As the scarcity of water and energy continues to grow, the linkage between these two critical resources will become more defined and even more acute in the months ahead.  This blog is committed to analyzing and referencing articles, reports, and interviews that can help unlock the nascent, complex and expanding linkages between water and energy -- The Watergy Nexus -- and will endeavor to provide a central clearinghouse for insightful articles and comments for all to consider.

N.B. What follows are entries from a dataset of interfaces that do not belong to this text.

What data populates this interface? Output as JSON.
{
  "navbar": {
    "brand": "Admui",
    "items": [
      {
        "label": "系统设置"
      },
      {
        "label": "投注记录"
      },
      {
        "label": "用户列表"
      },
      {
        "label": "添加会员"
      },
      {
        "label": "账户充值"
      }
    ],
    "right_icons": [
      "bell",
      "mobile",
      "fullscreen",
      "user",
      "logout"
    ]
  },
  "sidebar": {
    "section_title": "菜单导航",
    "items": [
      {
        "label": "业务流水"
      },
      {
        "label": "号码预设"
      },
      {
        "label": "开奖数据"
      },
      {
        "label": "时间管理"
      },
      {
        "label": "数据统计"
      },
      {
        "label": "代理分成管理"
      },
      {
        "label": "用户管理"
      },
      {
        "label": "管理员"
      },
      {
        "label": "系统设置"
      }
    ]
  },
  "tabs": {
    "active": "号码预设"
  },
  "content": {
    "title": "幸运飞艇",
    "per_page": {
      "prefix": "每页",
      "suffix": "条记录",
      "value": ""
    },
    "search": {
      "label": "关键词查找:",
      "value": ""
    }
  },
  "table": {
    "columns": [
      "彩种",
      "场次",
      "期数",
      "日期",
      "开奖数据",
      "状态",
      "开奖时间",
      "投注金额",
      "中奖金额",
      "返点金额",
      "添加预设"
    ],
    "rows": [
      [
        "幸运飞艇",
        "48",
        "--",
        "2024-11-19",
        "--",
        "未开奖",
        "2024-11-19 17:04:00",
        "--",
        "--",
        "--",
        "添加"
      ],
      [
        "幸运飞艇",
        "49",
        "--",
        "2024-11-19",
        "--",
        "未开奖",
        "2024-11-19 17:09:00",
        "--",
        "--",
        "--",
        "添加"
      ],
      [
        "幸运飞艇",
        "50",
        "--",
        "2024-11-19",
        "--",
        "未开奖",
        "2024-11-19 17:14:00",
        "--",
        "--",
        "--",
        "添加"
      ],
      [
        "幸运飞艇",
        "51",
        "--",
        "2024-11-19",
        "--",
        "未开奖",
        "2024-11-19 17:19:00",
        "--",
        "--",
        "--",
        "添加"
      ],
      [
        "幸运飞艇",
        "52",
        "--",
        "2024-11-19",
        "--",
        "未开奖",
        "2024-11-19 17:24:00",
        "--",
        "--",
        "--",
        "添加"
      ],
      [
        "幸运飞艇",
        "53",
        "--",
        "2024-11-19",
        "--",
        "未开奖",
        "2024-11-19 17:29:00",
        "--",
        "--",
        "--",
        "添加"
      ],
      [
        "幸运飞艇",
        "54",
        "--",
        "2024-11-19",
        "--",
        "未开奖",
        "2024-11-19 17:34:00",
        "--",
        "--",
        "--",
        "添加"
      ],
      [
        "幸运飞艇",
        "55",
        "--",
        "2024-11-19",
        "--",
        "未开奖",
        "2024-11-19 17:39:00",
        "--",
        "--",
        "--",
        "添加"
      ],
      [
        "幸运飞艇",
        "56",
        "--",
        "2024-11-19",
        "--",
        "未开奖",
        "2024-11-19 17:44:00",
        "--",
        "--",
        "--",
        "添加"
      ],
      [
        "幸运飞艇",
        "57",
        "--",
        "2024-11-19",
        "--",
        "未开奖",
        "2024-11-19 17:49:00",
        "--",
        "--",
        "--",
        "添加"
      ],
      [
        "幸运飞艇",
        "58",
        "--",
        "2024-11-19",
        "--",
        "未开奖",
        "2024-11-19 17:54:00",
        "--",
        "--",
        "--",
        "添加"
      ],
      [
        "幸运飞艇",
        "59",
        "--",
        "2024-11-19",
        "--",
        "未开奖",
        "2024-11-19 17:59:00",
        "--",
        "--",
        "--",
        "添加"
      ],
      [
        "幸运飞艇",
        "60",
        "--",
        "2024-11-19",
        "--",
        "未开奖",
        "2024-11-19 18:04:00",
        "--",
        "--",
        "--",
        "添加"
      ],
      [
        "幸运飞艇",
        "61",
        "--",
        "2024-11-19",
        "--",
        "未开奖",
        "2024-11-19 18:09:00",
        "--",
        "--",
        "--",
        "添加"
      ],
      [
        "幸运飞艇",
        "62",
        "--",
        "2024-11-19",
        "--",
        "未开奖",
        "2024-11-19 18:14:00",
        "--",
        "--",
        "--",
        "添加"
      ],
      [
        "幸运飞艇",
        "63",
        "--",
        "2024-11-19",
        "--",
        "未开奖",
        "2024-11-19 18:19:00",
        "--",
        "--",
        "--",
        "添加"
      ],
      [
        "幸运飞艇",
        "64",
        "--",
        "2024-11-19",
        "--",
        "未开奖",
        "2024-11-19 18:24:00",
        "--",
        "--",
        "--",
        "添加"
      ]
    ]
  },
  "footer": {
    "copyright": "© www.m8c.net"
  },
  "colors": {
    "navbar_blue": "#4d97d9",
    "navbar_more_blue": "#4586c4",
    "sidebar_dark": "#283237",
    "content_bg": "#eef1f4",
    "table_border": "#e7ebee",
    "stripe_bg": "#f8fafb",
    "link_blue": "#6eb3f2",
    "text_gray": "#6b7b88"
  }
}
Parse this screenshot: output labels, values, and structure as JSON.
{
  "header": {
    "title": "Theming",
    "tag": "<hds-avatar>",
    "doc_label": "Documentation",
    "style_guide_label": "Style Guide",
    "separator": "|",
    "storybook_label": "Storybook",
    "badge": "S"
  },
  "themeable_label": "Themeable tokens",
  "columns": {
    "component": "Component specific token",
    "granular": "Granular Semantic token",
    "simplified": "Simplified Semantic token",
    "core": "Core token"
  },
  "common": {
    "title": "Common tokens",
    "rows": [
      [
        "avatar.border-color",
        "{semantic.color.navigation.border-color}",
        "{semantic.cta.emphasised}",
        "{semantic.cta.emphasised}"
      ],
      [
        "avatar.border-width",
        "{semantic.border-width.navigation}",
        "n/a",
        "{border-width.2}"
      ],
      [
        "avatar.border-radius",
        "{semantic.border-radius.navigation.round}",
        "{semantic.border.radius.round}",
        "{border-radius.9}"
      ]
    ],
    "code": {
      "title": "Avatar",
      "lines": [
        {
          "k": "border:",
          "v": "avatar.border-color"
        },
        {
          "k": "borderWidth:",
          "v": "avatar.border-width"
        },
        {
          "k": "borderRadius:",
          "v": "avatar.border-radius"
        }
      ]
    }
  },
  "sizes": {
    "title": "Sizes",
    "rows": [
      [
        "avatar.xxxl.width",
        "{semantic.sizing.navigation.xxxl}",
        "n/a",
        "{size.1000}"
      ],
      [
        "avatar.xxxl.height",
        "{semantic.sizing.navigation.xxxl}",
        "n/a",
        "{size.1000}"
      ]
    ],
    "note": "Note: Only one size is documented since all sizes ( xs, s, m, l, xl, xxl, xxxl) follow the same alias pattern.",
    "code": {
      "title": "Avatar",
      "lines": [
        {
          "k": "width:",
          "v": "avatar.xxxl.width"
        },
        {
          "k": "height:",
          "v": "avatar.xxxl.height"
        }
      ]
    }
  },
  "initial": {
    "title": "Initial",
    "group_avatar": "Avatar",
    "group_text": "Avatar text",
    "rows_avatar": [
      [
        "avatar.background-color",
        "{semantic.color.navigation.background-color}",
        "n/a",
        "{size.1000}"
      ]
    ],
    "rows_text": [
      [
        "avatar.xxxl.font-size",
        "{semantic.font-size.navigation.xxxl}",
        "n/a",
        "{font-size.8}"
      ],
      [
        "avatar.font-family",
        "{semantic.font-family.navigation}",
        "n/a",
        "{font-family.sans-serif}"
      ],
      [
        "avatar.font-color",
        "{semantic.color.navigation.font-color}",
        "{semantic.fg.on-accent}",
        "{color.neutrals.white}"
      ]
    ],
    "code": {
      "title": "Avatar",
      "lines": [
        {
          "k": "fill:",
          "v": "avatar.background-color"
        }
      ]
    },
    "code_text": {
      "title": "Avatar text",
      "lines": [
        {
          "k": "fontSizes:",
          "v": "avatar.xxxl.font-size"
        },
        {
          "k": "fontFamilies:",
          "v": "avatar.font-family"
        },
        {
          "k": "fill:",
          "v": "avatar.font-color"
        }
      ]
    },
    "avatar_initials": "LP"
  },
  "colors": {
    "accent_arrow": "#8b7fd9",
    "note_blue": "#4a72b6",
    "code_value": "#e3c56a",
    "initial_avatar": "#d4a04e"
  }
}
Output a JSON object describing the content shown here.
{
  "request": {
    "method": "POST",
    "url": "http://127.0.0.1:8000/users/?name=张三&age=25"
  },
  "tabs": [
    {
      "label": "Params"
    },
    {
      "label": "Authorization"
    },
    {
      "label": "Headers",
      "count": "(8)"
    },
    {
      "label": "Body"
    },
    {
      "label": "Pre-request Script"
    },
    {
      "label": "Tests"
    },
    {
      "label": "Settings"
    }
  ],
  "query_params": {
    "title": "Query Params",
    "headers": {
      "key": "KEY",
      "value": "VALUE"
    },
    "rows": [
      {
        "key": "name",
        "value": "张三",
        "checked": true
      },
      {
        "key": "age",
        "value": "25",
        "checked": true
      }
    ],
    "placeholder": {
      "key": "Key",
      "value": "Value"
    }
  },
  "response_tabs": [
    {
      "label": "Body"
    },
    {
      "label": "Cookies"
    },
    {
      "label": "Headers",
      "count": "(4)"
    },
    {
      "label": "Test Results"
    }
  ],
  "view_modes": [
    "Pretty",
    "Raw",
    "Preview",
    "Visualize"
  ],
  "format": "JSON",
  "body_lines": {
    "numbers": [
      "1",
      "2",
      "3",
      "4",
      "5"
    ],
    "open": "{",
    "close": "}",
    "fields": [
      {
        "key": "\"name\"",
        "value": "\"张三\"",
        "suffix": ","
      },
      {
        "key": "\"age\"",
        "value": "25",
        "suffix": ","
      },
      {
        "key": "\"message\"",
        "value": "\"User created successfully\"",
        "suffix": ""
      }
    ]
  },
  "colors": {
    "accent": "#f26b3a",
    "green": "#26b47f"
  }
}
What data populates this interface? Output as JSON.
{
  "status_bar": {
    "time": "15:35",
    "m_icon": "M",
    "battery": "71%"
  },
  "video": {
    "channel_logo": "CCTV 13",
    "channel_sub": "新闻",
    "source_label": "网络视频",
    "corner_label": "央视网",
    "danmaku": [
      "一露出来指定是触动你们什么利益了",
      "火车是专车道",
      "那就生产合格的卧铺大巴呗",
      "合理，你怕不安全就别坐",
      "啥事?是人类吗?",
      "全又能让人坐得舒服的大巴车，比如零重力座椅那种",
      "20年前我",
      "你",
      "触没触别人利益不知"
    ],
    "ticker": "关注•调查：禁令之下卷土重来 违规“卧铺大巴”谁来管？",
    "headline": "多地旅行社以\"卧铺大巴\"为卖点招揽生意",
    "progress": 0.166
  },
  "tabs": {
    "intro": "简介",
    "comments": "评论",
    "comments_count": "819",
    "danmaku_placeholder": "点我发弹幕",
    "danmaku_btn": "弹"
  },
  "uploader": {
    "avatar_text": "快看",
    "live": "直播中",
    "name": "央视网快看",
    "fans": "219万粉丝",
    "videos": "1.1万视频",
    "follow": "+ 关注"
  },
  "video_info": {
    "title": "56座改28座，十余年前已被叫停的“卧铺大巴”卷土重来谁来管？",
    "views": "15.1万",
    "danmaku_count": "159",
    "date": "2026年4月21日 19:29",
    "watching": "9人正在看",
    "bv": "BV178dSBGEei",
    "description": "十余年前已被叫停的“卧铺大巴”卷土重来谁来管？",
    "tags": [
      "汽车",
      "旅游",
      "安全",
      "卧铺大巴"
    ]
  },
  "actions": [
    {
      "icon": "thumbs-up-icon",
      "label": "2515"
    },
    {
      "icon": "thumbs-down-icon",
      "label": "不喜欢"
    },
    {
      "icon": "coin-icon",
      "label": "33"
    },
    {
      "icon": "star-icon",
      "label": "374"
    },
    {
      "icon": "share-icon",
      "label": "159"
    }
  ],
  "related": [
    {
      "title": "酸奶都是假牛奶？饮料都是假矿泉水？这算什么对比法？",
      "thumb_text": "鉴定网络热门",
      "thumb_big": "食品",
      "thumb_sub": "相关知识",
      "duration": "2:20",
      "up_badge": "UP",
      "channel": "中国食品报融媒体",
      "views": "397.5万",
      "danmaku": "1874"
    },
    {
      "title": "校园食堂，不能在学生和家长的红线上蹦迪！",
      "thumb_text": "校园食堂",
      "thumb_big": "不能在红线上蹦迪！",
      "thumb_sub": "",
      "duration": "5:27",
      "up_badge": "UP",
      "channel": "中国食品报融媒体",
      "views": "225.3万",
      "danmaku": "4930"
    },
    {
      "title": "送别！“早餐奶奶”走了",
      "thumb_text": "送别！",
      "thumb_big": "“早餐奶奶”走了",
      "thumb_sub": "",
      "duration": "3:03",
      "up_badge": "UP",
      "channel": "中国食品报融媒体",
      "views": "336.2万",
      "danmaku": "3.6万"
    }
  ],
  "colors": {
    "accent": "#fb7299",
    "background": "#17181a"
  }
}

Educated at Yale University (Bachelor of Arts - History) and Harvard (Master in Public Policy - International Development), Monty Simus has held a lifelong interest in environmental and conservation issues, primarily as they relate to freshwater scarcity, renewable energy, and national park policy.  Working from a water-scarce base in Las Vegas with his wife and son, he is the founder of Water Politics, an organization dedicated to the identification and analysis of geopolitical water issues arising from the world’s growing and vast water deficits, and is also a co-founder of SmartMarkets, an eco-preneurial venture that applies web 2.0 technology and online social networking innovations to motivate energy & water conservation.  He previously worked for an independent power producer in Central Asia; co-authored an article appearing in the Summer 2010 issue of the Tulane Environmental Law Journal, titled: “The Water Ethic: The Inexorable Birth Of A Certain Alienable Right”; and authored an article appearing in the inaugural issue of Johns Hopkins University's Global Water Magazine in July 2010 titled: “H2Own: The Water Ethic and an Equitable Market for the Exchange of Individual Water Efficiency Credits.”